_Excerpts from an interface dataset_
++++++++

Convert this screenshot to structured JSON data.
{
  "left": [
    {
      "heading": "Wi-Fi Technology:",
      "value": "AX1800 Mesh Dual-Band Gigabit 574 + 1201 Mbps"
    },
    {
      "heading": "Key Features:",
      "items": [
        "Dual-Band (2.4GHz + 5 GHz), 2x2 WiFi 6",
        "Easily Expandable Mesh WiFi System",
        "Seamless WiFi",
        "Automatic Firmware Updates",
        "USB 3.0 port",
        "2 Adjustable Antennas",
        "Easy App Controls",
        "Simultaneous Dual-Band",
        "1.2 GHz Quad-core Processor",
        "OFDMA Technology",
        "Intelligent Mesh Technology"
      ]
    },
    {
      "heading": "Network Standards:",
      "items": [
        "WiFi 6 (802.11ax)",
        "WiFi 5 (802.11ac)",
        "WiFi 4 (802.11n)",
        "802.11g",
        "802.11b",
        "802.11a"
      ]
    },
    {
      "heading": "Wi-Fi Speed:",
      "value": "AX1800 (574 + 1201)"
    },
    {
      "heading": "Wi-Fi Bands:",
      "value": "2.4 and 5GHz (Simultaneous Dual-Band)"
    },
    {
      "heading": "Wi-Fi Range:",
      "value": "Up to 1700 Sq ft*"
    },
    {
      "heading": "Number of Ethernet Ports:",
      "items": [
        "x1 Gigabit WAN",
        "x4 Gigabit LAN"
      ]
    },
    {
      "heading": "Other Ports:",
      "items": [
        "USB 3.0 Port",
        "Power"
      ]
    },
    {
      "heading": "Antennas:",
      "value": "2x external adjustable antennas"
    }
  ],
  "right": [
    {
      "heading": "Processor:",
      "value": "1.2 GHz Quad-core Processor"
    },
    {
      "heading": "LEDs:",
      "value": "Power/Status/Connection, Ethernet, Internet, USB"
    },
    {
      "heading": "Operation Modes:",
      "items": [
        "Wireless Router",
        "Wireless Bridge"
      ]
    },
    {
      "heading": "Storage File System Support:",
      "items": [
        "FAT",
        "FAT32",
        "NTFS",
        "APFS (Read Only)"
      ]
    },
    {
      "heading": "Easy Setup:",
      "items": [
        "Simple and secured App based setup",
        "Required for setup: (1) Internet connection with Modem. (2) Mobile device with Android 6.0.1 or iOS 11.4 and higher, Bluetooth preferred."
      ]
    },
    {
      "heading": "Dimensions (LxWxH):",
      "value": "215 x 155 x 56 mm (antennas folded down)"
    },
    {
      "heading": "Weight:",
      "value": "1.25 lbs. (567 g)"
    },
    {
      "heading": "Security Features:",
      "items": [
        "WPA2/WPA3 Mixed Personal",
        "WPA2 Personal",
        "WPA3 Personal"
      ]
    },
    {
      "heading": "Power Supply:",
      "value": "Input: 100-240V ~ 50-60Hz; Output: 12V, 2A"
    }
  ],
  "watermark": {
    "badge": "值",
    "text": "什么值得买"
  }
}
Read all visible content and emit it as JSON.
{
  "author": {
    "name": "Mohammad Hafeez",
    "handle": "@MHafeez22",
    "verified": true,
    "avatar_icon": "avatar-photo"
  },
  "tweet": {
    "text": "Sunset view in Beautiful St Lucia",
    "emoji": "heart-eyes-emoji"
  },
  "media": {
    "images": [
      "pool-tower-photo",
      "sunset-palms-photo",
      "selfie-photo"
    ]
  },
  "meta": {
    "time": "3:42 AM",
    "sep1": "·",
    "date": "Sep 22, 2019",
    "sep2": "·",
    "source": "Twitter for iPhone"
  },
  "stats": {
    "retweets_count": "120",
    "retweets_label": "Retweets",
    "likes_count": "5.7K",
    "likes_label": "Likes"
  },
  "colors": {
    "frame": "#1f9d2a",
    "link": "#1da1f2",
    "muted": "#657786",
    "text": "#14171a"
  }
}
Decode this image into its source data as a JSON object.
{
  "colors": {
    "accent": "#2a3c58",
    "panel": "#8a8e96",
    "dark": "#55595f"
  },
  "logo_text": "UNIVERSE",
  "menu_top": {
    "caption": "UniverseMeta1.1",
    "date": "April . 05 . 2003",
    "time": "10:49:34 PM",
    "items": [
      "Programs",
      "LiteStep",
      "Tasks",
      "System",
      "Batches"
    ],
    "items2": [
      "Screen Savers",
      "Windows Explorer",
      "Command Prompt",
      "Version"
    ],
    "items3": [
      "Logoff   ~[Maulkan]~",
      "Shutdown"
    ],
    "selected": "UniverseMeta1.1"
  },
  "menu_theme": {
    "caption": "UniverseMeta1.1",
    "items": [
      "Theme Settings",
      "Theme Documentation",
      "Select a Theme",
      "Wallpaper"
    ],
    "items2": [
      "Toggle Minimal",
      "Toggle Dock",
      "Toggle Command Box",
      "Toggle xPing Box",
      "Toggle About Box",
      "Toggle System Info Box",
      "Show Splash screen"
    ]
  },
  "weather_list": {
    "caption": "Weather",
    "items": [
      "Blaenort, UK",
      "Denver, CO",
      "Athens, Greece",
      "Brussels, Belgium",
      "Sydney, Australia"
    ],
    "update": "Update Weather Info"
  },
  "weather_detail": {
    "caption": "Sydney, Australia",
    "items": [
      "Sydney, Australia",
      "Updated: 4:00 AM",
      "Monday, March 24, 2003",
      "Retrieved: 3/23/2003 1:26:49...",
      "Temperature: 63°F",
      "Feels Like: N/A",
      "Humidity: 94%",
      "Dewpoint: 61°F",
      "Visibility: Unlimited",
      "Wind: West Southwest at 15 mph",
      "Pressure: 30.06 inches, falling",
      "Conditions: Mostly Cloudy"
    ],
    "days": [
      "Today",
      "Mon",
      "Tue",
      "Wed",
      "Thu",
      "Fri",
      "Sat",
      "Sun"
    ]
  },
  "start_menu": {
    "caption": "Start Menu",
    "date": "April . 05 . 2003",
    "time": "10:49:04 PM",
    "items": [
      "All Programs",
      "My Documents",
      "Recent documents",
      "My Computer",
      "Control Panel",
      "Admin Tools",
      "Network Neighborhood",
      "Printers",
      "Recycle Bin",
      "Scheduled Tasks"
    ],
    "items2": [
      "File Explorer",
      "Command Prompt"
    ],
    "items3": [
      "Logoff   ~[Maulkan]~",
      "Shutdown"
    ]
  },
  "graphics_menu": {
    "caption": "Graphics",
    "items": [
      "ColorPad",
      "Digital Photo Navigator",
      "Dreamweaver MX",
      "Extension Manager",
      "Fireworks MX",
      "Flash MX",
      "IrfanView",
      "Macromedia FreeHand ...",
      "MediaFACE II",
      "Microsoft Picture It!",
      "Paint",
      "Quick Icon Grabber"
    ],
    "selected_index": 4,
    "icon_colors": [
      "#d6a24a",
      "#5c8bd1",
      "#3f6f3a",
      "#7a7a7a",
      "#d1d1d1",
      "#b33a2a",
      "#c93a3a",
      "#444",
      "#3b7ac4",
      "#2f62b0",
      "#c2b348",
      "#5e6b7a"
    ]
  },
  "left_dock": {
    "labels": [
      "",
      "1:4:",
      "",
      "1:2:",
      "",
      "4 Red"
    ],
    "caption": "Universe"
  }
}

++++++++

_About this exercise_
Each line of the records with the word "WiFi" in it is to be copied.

_Worked solution_
        "Dual-Band (2.4GHz + 5 GHz), 2x2 WiFi 6",
        "Easily Expandable Mesh WiFi System",
        "Seamless WiFi",
        "WiFi 6 (802.11ax)",
        "WiFi 5 (802.11ac)",
        "WiFi 4 (802.11n)",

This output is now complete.